Aims For The Week
- Perform a toxicological examination
- Implement the treatment for paracetamol overdose
- Discuss opiate overdose & its management
- Recognise Tricyclic Antidepressant(TCA) overdose and describe the management
- List the signs and symptoms of carbon monoxide poisoning
- Recognise the common toxidromes
- Select the appropriate antidote for common overdoses
- Utilise the resources available in managing overdoses
- Discuss the difficulties in assessing intoxicated patients
- Initiate management of hyperpyrexia
Knowing your toxicological examination is key to knowing how to treat your patients. The patient may not be able to tell you which substances they have taken, so being familiar with the common toxidromes is very important. Check out these resources to brush up:
By the end of this week you will hopefully be less dazed and confused. Our layered approach to teaching will have been effective and it will all feel like a piece of cake, one might say you’ll even have a nose for it. These quick reference guides will hopefully help remind you of some of the common toxins and their antidotes. One of the most common of these is hyperpyrexia, and this guide will help you figure our why your patient is so hot.
Opiates, cocaine, MDMA, GHB..... sadly there are a multitude of illicit substances causing admission to the ED and worse still quite a few can cause serious harm.
Opiate overdose by injecting drug users is one of the most common causes of over dose presenting to the ED, but don’t forget opiates are also one of the most commonly prescribed drugs. It’s not just as straightforward as giving a bolus of Narcan!
OTC/ Prescription overdose
While medications have the power to prevent or treat, they also have the inherent ability to harm if used inappropriately. Unfortunately some of the most common (for example paracetamol), medications are also the most deadly, including those designed to treat mental illness, and in some cases just one pill can kill!
However not all overdoses are intentional, I mean yes they intended to take the drugs (prescribed or illicit), but they didn’t intend to end up in the ED having harmed themselves, and some are just unfortunate.
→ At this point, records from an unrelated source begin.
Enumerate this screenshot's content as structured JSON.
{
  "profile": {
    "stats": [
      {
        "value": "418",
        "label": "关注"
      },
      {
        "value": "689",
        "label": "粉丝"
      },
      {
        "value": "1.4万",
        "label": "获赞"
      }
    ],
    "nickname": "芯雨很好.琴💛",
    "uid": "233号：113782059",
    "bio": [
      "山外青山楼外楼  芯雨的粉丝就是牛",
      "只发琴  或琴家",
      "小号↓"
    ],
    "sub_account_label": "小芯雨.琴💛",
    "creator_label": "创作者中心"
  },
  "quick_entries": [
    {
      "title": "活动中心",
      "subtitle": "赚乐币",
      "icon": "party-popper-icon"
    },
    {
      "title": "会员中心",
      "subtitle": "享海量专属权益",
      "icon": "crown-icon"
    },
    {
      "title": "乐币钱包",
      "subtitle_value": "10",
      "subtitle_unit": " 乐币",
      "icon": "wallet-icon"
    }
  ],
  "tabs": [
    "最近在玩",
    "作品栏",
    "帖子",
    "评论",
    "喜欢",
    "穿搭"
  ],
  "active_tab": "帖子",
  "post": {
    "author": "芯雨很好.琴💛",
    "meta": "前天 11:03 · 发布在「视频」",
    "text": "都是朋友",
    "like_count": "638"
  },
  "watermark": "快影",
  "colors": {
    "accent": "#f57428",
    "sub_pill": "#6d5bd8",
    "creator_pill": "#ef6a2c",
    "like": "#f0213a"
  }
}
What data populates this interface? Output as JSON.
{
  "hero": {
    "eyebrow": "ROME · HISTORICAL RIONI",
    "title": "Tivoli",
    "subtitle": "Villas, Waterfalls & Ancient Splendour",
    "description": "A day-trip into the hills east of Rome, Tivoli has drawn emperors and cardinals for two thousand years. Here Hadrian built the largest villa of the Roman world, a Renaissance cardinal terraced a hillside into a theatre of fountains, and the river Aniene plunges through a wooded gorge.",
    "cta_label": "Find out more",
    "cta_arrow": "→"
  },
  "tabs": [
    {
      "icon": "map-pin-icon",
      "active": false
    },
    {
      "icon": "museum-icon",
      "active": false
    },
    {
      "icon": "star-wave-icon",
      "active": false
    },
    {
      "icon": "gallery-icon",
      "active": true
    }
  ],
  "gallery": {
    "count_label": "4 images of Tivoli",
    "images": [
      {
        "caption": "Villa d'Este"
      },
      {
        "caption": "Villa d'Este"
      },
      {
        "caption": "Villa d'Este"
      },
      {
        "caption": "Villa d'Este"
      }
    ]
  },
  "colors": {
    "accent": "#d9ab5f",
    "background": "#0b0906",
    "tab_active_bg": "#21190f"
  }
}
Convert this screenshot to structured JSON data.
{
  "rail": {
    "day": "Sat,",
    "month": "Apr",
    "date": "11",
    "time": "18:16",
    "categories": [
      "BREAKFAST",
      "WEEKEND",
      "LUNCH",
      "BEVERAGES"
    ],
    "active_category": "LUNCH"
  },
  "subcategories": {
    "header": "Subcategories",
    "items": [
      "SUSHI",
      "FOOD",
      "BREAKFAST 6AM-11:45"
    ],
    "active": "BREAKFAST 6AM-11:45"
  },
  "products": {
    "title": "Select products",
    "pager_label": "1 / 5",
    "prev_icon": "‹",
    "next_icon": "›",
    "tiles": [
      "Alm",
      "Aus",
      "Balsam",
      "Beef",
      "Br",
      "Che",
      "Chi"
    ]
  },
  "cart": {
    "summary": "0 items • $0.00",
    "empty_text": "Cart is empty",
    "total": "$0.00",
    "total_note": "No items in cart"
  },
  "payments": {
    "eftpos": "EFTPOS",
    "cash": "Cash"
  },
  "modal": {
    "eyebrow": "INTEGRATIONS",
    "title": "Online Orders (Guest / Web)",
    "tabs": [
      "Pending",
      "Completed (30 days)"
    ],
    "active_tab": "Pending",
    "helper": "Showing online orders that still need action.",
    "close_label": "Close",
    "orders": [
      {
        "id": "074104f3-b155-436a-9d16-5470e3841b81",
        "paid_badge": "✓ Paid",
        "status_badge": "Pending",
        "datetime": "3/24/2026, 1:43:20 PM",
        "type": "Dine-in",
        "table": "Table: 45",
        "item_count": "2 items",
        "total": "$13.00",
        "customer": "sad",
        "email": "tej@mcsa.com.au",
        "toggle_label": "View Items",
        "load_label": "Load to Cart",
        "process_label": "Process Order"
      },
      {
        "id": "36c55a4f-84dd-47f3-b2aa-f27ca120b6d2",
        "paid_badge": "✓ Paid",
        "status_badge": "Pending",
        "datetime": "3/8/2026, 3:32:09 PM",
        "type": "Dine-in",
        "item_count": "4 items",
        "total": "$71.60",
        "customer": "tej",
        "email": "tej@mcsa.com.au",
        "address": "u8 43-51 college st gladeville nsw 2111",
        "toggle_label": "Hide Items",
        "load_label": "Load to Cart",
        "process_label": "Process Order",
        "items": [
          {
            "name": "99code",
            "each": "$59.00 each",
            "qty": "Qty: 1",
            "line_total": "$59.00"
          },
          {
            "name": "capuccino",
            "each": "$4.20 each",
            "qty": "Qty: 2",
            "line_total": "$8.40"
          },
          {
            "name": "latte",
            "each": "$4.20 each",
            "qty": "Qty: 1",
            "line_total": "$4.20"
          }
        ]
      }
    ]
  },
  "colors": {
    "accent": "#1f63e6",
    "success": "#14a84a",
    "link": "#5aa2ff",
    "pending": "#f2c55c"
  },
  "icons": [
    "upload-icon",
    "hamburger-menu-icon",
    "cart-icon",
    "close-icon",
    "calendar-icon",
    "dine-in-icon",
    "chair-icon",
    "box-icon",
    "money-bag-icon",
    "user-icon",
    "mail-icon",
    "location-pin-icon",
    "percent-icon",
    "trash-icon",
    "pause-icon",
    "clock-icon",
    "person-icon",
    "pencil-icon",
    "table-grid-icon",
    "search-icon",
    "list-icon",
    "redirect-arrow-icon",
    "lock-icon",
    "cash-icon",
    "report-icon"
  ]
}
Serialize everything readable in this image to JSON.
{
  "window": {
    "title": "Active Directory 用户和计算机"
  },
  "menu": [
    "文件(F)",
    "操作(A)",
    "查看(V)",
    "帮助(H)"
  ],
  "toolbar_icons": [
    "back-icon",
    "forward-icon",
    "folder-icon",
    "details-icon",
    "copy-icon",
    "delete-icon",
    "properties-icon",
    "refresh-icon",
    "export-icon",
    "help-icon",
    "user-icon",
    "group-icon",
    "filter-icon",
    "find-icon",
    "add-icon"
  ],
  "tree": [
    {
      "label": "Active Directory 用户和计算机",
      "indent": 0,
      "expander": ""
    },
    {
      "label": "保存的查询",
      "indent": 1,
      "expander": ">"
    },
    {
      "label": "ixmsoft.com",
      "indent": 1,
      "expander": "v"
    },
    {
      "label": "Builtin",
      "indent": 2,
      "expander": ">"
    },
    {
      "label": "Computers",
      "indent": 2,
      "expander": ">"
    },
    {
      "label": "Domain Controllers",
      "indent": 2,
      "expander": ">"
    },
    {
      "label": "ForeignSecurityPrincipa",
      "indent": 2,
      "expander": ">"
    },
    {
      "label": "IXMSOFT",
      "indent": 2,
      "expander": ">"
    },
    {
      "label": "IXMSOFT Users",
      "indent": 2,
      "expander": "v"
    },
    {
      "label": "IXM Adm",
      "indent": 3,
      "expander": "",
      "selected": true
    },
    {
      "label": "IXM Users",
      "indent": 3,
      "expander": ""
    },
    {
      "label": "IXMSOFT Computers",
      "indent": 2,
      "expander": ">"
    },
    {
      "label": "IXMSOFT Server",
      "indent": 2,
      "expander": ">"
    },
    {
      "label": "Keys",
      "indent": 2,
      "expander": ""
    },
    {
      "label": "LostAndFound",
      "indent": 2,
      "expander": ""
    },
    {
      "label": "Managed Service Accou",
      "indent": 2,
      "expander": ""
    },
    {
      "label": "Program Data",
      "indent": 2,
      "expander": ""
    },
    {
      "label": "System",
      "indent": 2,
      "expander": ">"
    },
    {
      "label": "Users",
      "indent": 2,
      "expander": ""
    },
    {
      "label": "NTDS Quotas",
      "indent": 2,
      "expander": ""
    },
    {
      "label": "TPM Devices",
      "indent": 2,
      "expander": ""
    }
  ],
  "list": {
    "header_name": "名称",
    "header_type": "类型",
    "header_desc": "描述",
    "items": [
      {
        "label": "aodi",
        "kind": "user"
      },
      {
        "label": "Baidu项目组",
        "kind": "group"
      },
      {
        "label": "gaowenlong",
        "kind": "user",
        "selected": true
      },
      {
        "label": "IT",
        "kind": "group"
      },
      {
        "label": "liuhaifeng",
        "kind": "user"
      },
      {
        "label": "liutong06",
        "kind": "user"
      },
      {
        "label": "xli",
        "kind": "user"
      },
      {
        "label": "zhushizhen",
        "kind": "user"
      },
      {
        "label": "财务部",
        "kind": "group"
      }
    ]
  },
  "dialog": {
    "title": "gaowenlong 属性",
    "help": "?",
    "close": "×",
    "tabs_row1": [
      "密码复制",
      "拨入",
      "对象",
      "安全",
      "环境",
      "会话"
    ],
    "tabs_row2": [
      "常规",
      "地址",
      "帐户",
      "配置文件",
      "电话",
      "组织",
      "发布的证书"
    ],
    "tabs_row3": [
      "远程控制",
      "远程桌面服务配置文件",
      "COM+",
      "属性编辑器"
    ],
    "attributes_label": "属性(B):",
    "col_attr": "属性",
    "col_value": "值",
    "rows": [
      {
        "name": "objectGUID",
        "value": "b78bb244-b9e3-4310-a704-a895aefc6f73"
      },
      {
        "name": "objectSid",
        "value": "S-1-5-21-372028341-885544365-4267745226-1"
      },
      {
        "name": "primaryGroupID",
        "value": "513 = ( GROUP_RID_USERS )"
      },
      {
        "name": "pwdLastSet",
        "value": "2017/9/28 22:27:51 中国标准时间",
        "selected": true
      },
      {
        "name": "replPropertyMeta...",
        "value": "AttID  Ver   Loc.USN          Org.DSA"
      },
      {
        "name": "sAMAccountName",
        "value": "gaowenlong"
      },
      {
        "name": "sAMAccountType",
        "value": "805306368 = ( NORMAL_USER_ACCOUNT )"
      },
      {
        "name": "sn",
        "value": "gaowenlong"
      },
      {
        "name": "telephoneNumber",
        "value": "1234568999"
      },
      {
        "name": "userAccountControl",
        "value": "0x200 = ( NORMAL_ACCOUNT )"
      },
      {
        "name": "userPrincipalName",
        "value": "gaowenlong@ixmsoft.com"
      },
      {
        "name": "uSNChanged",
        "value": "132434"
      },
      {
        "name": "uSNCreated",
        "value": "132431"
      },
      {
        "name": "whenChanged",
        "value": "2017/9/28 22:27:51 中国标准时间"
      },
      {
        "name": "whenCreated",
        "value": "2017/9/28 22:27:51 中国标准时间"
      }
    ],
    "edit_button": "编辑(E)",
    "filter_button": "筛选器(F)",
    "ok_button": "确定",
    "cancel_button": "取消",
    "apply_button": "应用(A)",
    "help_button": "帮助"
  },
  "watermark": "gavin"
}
We need to take a holistic approach; think back over our last few weeks’ teaching themes and wonder if this is a vulnerable or at risk person.
The toxic effects of alcohol, a never-ending source of work for our department. Ethanol may exacerbate the effects of other drugs or may result in serious toxicity itself. Always consider the possibility of ingestion of other drugs, physical illness or head injury in patients presenting with alcohol intoxication.
The world is a dangerous place, and despite avoiding contact with drugs of any kind we can still be exposed to many lethal toxins; cyanide, carbon monoxide, ethylene glycol and benzenes.
A couple of pub quiz knowledge questions:
- ‘What’s the most toxic substance known to man?’
- ‘What is the difference between a poison, a toxin and venom?’
The LD50 (lethal dose to kill 50% of the population) of Botulinum toxin is 1ng/kg or 0.000001mg/kg, by comparison the LD50 of hydrogen cyanide is about 1.5mg/kg. To put it another way, 1kg would be enough to kill the entire population of the Earth several times over. However since it costs £100 trillion per kilogram, I wouldn’t worry too much.
**Technically Polonium 210 has a lower LD50 and anti- matter is more expensive. But Polonium kills by radiation not by toxic effect and anti-matter is ‘anti’ so it’s not a substance it’s an anti- substance.
Any chemical that kills you is a poison. A toxin is a naturally occurring poison, while any synthetic poison is a toxicant. ‘If you bite it and you die its poisonous, if it bites you and you die, its venomous.’
As a final, final question, can anyone tell me how many films about drugs I’ve referenced on this page?
TEST YOUR toxicology KNOWLEDGE WITH OUR QUICK QUIZZES
All mapped to the ACCS & Emergency Medicine HST curriculum!